Are you wondering how on earth you’re going to get the annual performance review crossed off your to-do list? As the year draws to a close the performance review is looming. Everyone dreads them, from HR managers to team leads and team members themselves.
What you’re currently experiencing
Why do they elicit such a sense of foreboding? Here are a few reasons we’ve identified:
Lack of formal processes. Some HR departments still rely on word docs or spreadsheets to collect the data from performance reviews. How can you draw meaningful conclusions if it takes hours to go through individual performance reviews? According to Aberdeen, for more than 80% of companies performance data currently gets siloed without contributing to a meaningful strategy.
Difficulty to scale. As teams grow, relying on inefficient tools and different ways of conducting reviews just won’t work. Standardizing processes helps to provide a consistent experience across the board, not just for the teams involved but also for HR, so you can gather meaningful insights into the business.
Low completion rates. If someone has to take 10 hours or more to complete a performance review, the likelihood they will do it is pretty low. Especially if they don’t know where the information is going or what’s being done with it. For you, it means spending more time sending reminders and following up with managers, time that could be better invested in other processes that also need your attention.
How can you help change it?
Experiment. Try conducting different types of reviews within certain teams to see what works best. For example you might want to try shorter “take 5” style check-ins, or you could suggest managers conduct monthly 1:1 meetings to gather data more frequently. You might also experiment with 360 feedback or peer reviews to see which add the most value.
Select a cadence. Use best practices, data you collect from your experiments, and ensure you ask people’s opinions on what they would find beneficial. After reviewing the data, pick a rhythm for reviews that works for your organization. Ensure the reasons and expectations are communicated clearly, and that you stick to your new schedule
Consider your options. What will help improve the overall process? Is it clearer communication, automated messages, a shorter amount of questions? Make sure you know what’s preventing you from scaling so you can address it.
Pick the right tool. Once you understand what’s getting in the way, select the right tool to support your change. For example you might consider investing in a platform that supports a culture of feedback while making the process smoother.
Use your data. When you feel you have the right performance management process, make sure you’re using the information you receive. Use the data to support your learning & development programs and define career paths, and communicate how you’re using it.
What should happen next?
When all is said and done, you want the “right” performance management process to provide added value to everyone involved. If you improve it, you should expect to:
Drive higher engagement rates. With a process that demonstrates added value, people will have better clarity on where they stand. Once they are more engaged, they are more likely to show loyalty and invest more in their jobs. It also means they’re more likely to stay in their roles and envision a career path they will want to take charge of.
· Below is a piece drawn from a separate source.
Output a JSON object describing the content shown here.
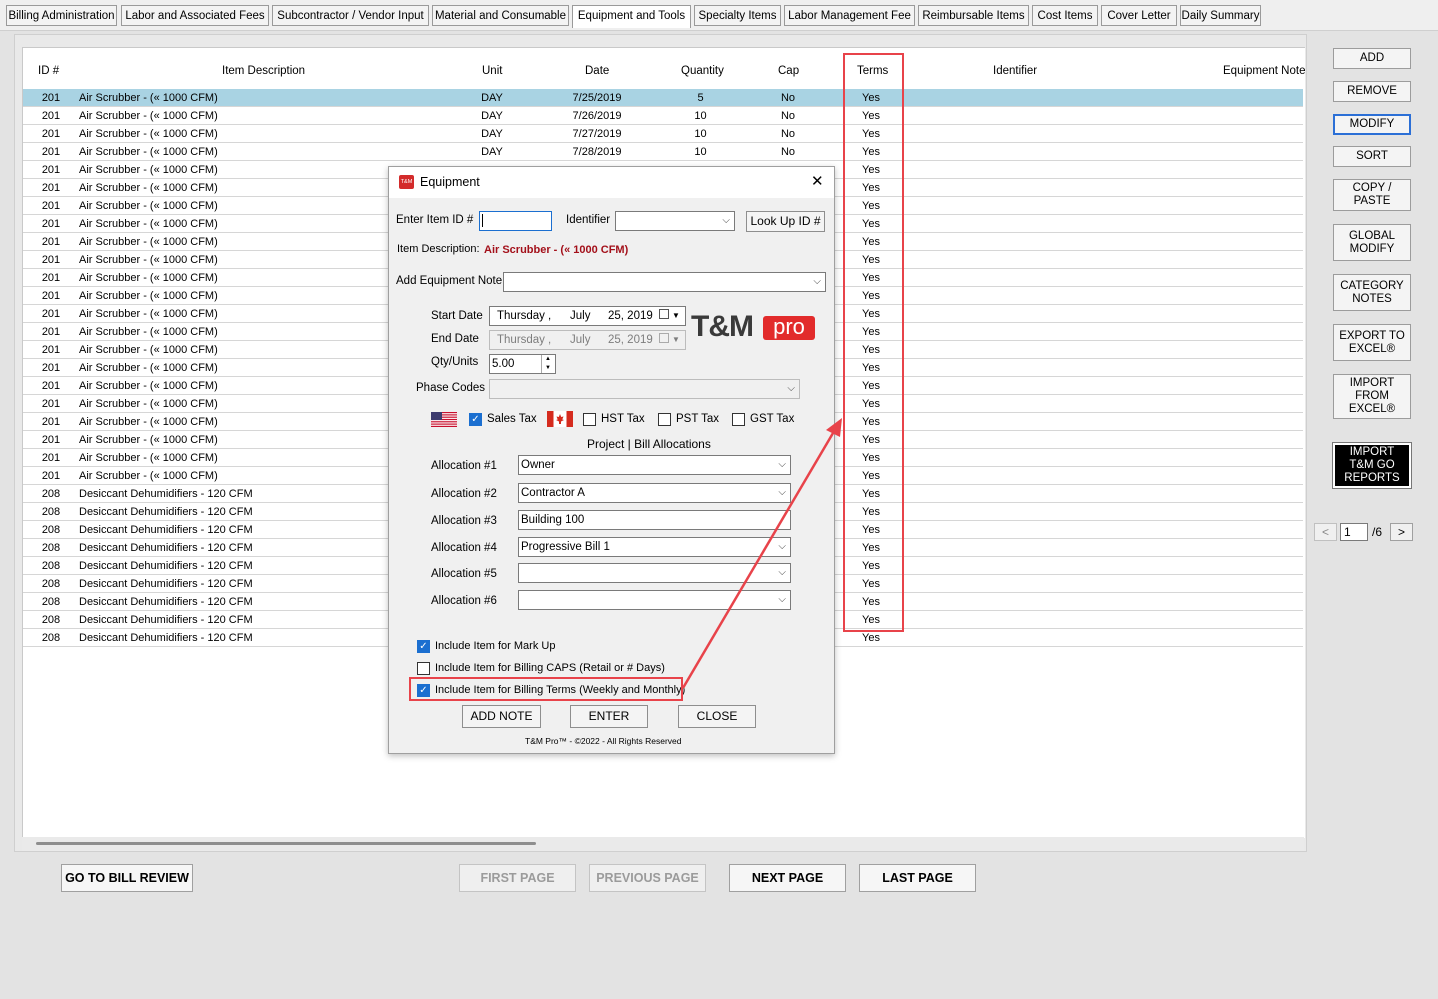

Decrease turnover. According to research by Aberdeen, current retention is under the 2 year mark. But if you’re able to gather relevant data from your performance review process, you’ll be able to stay ahead of the curve and course correct issues to ensure higher satisfaction. With a more engaged workforce, turnover will decrease or stagnate, lowering the impact on costs.
Create and maintain a culture of feedback. The performance review should be looked forward to, if people understand how it contributes to their professional growth. By encouraging them to share feedback more regularly, you can help them get accustomed to both giving and receiving it. Once the culture of feedback has been established, people are more likely to take the annual performance review seriously and complete it.
Increase or maintain levels of productivity. When people no longer have to spend hours on a process that isn’t user friendly, they’ll be more able to maintain their productivity in their other tasks. This means the annual performance review has a lower impact on overall productivity.
Encourage everyone to take ownership. The ultimate goal is for people to feel empowered to take ownership of their professional development. If they understand how the performance review can help, they will be more likely to embrace it. Once they can visualize their career path, they will be more engaged, and you’ve successfully created a virtuous circle. In turn, this will deliver a less time consuming and more seamless process for HR.
The resulting positive impact should be felt by all, not just in terms of a satisfied workforce, but also for the business. We believe that if you grow your people you can grow your business, and finding the right performance review process is part of that.